── INPUT MATERIAL

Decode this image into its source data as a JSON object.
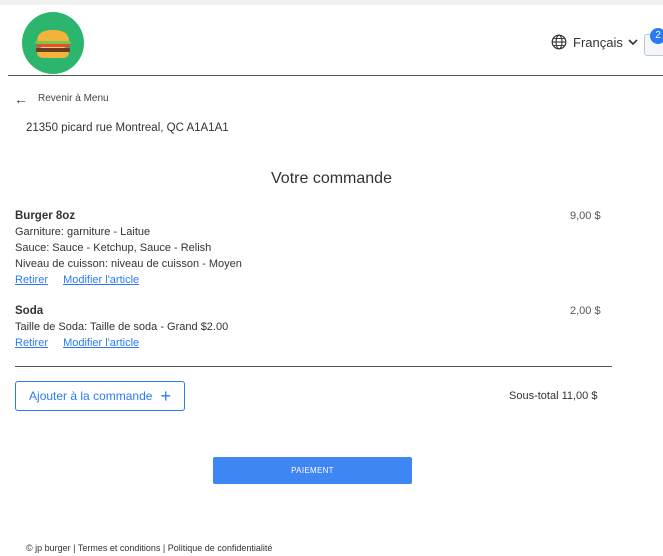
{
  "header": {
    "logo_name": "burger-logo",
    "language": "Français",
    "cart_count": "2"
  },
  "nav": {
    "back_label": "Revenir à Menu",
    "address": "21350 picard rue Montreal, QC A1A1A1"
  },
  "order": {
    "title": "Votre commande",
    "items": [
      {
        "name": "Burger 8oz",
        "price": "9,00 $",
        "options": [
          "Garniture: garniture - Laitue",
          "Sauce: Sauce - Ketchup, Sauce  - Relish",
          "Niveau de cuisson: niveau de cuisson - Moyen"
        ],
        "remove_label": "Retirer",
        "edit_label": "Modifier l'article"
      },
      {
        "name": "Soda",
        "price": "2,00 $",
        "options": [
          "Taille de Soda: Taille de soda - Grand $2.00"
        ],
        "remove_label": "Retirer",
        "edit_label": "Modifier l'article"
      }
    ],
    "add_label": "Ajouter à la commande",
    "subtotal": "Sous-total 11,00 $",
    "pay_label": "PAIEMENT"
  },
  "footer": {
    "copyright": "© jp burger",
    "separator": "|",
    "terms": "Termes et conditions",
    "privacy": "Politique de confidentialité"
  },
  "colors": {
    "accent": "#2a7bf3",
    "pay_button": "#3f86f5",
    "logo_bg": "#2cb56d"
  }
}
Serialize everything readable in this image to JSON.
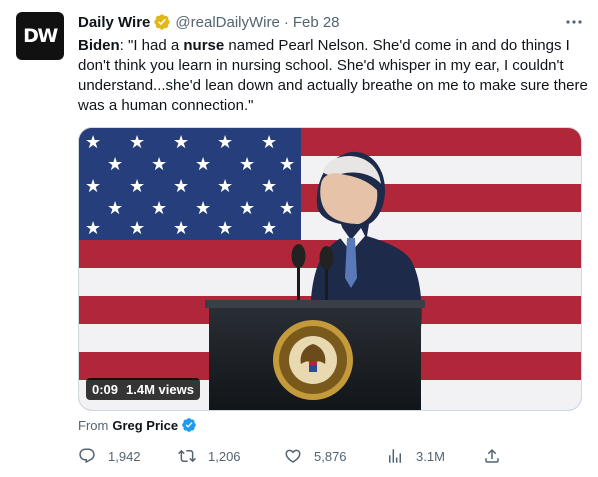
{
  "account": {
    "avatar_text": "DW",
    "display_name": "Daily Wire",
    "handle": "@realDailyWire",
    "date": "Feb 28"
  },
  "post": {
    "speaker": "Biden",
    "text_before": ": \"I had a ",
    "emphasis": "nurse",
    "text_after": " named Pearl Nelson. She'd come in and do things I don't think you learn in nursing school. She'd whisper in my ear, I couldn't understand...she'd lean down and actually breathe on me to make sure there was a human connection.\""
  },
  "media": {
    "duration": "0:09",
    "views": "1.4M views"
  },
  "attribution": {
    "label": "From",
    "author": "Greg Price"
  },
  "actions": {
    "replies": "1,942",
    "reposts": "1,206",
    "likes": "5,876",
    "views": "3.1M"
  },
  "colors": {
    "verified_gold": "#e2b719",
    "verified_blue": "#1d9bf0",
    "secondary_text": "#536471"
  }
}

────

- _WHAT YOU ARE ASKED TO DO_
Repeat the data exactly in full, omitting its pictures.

- _THE COMPLETED TASK_
Decode this image into its source data as a JSON object.
{
  "header": {
    "logo_name": "burger-logo",
    "language": "Français",
    "cart_count": "2"
  },
  "nav": {
    "back_label": "Revenir à Menu",
    "address": "21350 picard rue Montreal, QC A1A1A1"
  },
  "order": {
    "title": "Votre commande",
    "items": [
      {
        "name": "Burger 8oz",
        "price": "9,00 $",
        "options": [
          "Garniture: garniture - Laitue",
          "Sauce: Sauce - Ketchup, Sauce  - Relish",
          "Niveau de cuisson: niveau de cuisson - Moyen"
        ],
        "remove_label": "Retirer",
        "edit_label": "Modifier l'article"
      },
      {
        "name": "Soda",
        "price": "2,00 $",
        "options": [
          "Taille de Soda: Taille de soda - Grand $2.00"
        ],
        "remove_label": "Retirer",
        "edit_label": "Modifier l'article"
      }
    ],
    "add_label": "Ajouter à la commande",
    "subtotal": "Sous-total 11,00 $",
    "pay_label": "PAIEMENT"
  },
  "footer": {
    "copyright": "© jp burger",
    "separator": "|",
    "terms": "Termes et conditions",
    "privacy": "Politique de confidentialité"
  },
  "colors": {
    "accent": "#2a7bf3",
    "pay_button": "#3f86f5",
    "logo_bg": "#2cb56d"
  }
}
Serialize everything readable in this image to JSON.
{
  "account": {
    "avatar_text": "DW",
    "display_name": "Daily Wire",
    "handle": "@realDailyWire",
    "date": "Feb 28"
  },
  "post": {
    "speaker": "Biden",
    "text_before": ": \"I had a ",
    "emphasis": "nurse",
    "text_after": " named Pearl Nelson. She'd come in and do things I don't think you learn in nursing school. She'd whisper in my ear, I couldn't understand...she'd lean down and actually breathe on me to make sure there was a human connection.\""
  },
  "media": {
    "duration": "0:09",
    "views": "1.4M views"
  },
  "attribution": {
    "label": "From",
    "author": "Greg Price"
  },
  "actions": {
    "replies": "1,942",
    "reposts": "1,206",
    "likes": "5,876",
    "views": "3.1M"
  },
  "colors": {
    "verified_gold": "#e2b719",
    "verified_blue": "#1d9bf0",
    "secondary_text": "#536471"
  }
}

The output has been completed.